Hundreds Of Race Cars Came To Hungary’s F1 Circuit To Celebrate And Reenact History
Photography by Máté Boér
Two years after the first running, Peter Auto’s colorful field of historic race cars arrived at the Hungaroring once again to provide another weekend of fantasy fulfillment for those of us who’d rather see a Porsche 917 lap the track than a Mercedes-Benz FW10. Only a 30-minute drive away from the capital city of Budapest, the track gathered 45,000 spectators over the course of the three-day spectacle of motorsport, despite the pessimistic weather forecasts. The number of participants has also grown in the event’s short history, with 170 cars populating seven different race groups in 2019.
Local favorites were complemented by international additions, like some of my favorites, the 1957 Maserati 300S and a pair of Bizzarrinis: a 5300 GT and GT America. It’s rare to see anything from Bizzarrini at a proper track event, and I made sure to memorize the schedule of their race group. The difference between the two models is that the GT America wears a fiberglass body instead of an alloy one, and underneath uses a double wishbone suspension setup in the rear.
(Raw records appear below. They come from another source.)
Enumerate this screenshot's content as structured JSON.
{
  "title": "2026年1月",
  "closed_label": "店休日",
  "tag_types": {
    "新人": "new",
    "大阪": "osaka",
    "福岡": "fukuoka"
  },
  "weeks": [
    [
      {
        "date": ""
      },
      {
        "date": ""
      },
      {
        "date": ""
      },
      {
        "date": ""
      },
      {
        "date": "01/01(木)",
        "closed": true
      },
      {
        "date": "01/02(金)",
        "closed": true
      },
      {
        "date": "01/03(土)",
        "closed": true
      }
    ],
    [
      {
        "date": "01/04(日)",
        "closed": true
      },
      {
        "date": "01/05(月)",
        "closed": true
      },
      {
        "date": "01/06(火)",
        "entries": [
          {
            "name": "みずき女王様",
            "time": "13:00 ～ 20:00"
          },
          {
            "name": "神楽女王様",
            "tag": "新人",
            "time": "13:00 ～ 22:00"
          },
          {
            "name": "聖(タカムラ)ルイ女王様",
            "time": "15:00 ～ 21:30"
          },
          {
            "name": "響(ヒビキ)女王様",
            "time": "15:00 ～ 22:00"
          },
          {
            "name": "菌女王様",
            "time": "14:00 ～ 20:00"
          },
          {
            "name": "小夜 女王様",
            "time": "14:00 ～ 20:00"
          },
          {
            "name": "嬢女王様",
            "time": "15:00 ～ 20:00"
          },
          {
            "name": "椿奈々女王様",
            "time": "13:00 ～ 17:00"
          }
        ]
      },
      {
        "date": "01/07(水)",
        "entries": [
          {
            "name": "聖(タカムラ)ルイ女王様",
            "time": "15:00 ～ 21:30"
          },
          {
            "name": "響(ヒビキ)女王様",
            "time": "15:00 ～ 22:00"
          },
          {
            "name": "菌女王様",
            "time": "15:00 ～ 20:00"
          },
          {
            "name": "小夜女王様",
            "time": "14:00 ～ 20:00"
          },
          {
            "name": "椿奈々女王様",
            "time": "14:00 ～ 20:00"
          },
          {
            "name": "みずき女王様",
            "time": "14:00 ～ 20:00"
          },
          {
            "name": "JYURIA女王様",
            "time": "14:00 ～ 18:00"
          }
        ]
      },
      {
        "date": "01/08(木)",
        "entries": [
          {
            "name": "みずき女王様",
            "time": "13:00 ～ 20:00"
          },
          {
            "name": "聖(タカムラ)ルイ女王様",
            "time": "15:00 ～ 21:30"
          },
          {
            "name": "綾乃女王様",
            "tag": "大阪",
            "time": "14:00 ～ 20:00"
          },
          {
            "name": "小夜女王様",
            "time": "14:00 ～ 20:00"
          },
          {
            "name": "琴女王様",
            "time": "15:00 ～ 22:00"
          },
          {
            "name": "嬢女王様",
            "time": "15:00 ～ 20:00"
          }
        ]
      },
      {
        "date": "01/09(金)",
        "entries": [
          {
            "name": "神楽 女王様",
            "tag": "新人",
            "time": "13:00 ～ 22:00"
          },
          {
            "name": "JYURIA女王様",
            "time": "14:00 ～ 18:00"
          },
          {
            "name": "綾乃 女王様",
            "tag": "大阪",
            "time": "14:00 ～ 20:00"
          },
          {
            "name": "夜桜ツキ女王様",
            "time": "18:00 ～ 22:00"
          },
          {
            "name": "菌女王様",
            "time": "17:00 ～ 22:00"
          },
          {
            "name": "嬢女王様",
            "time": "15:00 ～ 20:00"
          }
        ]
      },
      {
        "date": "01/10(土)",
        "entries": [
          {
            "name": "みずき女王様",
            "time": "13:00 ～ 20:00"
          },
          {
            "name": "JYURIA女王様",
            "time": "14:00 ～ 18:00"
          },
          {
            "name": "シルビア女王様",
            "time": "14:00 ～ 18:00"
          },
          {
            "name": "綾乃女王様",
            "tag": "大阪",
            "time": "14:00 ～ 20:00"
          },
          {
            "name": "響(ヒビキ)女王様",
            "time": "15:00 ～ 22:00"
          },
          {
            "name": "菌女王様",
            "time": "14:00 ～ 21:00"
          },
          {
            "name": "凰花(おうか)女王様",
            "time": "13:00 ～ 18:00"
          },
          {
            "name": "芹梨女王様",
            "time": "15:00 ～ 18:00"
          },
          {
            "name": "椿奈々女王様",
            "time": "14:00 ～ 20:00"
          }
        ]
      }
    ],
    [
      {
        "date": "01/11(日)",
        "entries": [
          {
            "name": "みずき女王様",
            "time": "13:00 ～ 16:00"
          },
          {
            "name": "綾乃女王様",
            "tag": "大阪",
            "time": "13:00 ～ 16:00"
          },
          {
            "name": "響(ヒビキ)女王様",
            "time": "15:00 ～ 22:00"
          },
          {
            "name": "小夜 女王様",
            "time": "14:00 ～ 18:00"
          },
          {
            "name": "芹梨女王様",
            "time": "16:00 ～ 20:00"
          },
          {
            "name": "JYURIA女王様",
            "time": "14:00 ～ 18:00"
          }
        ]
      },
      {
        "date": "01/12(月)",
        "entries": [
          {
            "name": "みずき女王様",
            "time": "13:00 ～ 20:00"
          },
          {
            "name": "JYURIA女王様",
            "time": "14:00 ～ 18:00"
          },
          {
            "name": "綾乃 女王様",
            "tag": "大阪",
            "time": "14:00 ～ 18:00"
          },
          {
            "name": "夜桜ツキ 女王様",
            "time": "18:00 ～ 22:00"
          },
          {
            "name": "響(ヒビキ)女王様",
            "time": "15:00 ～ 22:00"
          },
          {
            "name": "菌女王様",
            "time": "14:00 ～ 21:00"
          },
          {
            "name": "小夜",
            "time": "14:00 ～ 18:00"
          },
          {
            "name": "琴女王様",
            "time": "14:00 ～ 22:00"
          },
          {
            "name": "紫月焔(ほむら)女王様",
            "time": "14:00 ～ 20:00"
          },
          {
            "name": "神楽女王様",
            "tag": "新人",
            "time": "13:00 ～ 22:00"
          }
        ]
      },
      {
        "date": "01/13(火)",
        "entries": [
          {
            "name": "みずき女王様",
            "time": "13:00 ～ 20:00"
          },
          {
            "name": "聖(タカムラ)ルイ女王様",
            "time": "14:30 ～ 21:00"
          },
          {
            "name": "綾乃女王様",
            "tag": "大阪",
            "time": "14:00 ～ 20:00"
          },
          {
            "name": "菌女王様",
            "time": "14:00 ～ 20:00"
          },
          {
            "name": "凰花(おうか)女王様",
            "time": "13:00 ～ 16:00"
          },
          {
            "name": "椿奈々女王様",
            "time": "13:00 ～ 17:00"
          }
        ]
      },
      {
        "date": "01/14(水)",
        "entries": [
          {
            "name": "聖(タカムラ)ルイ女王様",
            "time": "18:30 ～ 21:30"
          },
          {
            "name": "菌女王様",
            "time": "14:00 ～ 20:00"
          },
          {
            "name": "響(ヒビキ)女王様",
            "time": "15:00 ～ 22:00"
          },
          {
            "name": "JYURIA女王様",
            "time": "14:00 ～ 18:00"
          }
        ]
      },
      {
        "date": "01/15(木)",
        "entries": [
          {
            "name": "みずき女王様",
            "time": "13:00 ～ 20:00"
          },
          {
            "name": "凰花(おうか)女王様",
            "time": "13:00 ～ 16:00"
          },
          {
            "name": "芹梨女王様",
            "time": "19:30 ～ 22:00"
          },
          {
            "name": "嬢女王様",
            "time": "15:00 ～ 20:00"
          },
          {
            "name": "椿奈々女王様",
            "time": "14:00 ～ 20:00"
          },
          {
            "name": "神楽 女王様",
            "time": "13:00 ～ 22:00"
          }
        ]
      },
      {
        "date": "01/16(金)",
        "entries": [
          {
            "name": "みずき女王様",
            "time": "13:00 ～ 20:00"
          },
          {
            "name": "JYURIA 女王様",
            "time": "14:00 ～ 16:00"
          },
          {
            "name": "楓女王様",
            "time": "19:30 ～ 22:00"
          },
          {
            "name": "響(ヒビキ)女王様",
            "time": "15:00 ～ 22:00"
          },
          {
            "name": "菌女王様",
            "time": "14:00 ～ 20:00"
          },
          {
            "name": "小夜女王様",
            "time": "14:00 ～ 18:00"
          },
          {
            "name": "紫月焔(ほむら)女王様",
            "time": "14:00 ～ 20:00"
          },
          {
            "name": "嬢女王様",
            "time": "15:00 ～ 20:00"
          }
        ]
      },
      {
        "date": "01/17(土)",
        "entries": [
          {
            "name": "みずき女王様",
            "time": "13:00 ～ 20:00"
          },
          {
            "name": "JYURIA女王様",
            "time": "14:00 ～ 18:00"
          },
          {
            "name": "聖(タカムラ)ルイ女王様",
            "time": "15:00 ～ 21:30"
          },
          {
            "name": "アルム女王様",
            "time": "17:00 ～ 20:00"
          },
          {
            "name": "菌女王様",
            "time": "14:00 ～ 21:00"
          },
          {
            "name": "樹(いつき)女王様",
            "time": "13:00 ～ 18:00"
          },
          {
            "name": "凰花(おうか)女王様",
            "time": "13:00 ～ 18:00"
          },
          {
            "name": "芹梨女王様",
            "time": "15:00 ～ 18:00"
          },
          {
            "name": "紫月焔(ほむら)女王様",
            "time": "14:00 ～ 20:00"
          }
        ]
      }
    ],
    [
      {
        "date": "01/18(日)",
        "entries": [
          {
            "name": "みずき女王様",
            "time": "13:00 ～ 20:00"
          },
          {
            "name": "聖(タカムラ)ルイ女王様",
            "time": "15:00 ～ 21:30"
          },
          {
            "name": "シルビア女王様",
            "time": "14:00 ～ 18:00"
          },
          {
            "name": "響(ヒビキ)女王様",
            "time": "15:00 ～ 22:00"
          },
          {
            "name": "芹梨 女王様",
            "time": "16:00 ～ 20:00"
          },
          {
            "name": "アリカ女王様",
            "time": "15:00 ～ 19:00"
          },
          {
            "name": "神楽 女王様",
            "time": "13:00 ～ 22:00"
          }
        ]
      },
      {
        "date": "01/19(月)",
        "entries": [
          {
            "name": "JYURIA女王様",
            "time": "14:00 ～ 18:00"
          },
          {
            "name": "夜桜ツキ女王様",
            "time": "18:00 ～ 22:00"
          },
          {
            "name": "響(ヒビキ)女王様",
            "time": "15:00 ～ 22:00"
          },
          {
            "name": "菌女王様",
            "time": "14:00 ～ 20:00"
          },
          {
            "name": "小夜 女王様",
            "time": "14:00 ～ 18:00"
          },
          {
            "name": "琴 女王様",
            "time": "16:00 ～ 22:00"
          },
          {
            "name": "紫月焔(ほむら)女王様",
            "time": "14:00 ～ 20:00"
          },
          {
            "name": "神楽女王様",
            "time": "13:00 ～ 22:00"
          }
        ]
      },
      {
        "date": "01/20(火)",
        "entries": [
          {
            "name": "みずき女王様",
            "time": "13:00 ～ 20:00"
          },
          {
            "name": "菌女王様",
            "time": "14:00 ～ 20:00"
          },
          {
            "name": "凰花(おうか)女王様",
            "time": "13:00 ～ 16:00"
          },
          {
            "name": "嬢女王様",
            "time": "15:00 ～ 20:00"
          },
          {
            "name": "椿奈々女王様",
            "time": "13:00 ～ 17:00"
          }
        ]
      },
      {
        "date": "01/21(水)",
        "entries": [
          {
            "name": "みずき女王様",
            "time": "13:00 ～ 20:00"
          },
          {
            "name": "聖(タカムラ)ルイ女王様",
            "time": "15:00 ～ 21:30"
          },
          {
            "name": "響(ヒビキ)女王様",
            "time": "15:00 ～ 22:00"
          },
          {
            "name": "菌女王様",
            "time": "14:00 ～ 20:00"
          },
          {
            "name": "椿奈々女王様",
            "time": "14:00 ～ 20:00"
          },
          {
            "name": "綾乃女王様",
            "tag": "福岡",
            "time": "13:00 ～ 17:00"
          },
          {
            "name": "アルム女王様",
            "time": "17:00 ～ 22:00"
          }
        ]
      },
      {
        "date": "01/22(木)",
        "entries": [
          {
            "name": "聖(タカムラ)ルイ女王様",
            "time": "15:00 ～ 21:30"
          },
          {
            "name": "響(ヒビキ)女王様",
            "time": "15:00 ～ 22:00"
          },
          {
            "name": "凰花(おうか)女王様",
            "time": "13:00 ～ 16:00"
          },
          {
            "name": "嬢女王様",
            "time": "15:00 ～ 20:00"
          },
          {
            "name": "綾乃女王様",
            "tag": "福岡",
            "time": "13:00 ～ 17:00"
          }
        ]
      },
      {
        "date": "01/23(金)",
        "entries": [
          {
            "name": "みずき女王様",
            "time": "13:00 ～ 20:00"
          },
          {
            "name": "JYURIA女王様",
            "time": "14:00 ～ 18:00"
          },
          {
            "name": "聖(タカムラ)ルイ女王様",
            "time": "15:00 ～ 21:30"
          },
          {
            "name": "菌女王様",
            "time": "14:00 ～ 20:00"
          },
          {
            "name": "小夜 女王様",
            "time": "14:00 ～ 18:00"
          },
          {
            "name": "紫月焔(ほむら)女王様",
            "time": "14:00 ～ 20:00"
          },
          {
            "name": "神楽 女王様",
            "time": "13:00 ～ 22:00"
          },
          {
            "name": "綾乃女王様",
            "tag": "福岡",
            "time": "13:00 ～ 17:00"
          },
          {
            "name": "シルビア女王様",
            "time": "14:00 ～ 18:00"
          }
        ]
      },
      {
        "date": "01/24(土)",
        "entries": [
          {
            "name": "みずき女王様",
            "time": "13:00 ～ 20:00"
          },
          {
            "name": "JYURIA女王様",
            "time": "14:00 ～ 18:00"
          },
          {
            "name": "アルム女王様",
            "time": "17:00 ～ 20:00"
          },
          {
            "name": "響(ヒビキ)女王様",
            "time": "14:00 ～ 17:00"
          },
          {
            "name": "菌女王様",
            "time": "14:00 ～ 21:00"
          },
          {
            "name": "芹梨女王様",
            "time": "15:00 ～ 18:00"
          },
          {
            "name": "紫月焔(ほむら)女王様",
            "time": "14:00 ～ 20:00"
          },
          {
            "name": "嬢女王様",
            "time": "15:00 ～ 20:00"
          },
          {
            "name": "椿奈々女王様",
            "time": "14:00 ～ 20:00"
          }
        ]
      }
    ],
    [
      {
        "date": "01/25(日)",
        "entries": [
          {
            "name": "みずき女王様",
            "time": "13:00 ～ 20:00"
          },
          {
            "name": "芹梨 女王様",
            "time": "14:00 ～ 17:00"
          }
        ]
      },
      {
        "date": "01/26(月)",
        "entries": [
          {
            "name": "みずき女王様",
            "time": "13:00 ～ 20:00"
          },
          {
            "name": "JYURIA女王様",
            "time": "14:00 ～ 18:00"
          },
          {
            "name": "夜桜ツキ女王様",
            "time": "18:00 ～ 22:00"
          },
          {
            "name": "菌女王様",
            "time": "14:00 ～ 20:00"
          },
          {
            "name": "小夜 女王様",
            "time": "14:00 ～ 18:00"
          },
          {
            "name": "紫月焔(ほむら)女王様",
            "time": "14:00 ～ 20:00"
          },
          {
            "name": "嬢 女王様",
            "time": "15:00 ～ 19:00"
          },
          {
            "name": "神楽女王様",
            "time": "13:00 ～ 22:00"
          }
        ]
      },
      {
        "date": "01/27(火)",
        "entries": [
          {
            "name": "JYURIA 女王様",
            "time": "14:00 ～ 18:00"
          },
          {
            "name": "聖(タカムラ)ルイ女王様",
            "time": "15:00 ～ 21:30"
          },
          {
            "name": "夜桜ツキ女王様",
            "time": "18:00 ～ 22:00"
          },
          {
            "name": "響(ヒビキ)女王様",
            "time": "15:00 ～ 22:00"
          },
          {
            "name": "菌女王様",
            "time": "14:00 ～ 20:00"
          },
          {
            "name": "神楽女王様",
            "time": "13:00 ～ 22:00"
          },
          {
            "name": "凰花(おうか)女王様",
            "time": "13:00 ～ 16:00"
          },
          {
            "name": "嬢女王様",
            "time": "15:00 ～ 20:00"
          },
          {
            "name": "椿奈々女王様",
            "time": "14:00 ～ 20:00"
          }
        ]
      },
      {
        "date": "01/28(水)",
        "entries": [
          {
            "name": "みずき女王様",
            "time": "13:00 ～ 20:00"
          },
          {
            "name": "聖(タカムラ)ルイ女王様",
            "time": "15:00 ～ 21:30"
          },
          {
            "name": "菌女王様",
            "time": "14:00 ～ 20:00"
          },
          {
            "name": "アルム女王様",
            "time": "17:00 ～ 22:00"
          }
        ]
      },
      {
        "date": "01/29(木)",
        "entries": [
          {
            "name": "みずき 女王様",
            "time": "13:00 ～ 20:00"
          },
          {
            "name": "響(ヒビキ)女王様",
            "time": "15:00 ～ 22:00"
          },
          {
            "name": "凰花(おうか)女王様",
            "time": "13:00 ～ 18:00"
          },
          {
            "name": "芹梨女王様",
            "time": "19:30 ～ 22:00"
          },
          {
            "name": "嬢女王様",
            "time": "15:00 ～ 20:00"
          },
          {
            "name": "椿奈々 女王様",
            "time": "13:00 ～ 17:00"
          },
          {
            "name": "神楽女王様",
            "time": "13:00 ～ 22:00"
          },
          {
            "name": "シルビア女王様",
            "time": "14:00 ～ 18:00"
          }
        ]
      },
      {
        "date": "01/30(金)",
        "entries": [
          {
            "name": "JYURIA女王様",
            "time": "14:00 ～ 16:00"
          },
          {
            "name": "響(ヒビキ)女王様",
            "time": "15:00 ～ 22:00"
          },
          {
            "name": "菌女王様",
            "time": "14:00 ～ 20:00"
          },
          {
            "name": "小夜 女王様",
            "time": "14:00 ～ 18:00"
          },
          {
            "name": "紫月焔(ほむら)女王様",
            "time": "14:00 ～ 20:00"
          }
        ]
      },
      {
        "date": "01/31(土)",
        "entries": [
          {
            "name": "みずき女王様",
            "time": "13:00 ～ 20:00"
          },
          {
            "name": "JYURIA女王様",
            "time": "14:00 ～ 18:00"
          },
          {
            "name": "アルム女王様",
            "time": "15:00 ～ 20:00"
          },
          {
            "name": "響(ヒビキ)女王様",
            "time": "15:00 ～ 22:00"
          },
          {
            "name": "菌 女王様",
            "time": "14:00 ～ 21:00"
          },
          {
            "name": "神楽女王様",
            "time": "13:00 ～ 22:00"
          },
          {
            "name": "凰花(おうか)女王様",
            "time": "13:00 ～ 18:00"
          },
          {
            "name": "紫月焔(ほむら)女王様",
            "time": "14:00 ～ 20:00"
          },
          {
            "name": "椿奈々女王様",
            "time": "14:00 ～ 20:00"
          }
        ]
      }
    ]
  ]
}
As can be expected at major classic events these days, an astonishing lineup of Porsche racing machines were also unloaded from a host of transporters, with the endless numbers of 911s accompanied by 718s, a 904, a 908, 910s, a 924 GTR, 962s, and the big 917 itself, dressed in its iconic Gulf livery. I never thought I’d have the chance to see a 917 coming through the Hungaroring chicane, but there I was, watching it at racing pace, for the legendary Porsche wasn’t there for a rolling exhibition: it finished at the top of the podium, beating Chevrons and Lolas of the period like nothing had changed since 1970.
I made up an oddball of the weekend award just to give it to the lovely 1958 Deutsch & Bonnet HBR. This little French car had a wonderful patina to it with a hand-painted license plate and all, and although its two-cylinder Panhard boxer motor wasn’t competitive against the Alfa Romeo, Ferrari, and Porsche it was grouped with, it finished both races and earned some well-deserved bits of extra applause from the audience.
Both weekend afternoons were highlighted by true racing action, not parade laps. Saturday was capped with a two-hour race from the Sixties’ Endurance category, in which a handful of Shelby Cobras dominated the field. Especially the team from DK Engineering, with their ex-Colombian Cobra showing outstanding performance for a car of its age (and value), easily winning the event with the largest starting grid of the weekend.
The spectators had to wait until Sunday afternoon for the 911 2.0L Cup competition, which offered the Hungaroring Classic’s best lap after lap action and car vs car duels. Even those who might otherwise say that the umpteenth 911 can’t be that interesting ended up watching this race open-mouthed. If you aren’t familiar with the series, it’s a grid reserved for the original, 2.0L short wheelbase chassis 911. Behind their steering wheels one will find many professional drivers, who also actively race in series like the Porsche Supercup or the European Le Mans. Their 90-minute race was a perfect highlight and finale for me, as it’s always good fun to watch collectible, sought-after classics go at it like a modern cup car group.
Similar to the track’s story with Formula One in 1986, the Hungaroring became home to the first major classic car event of this scale in Central Eastern Europe, and the organizers announced that a six-year contract has been signed, ensuring that the event will be held every other year. There were already plenty of visitors from neighboring countries, and I’m sure that with the new schedule firmly in place, we’ll only be hosting more fans in the future. The organizers did a good job improving on the already successful recipe from the last version, and they filled the empty spaces of the track’s service areas with hundreds of classic cars, food trucks, historic airplanes, picnic areas, all the usuals you’d expect at a world-class classic celebration. I haven’t taken the time to think much about my 2021 calendar yet, but this is certainly on it.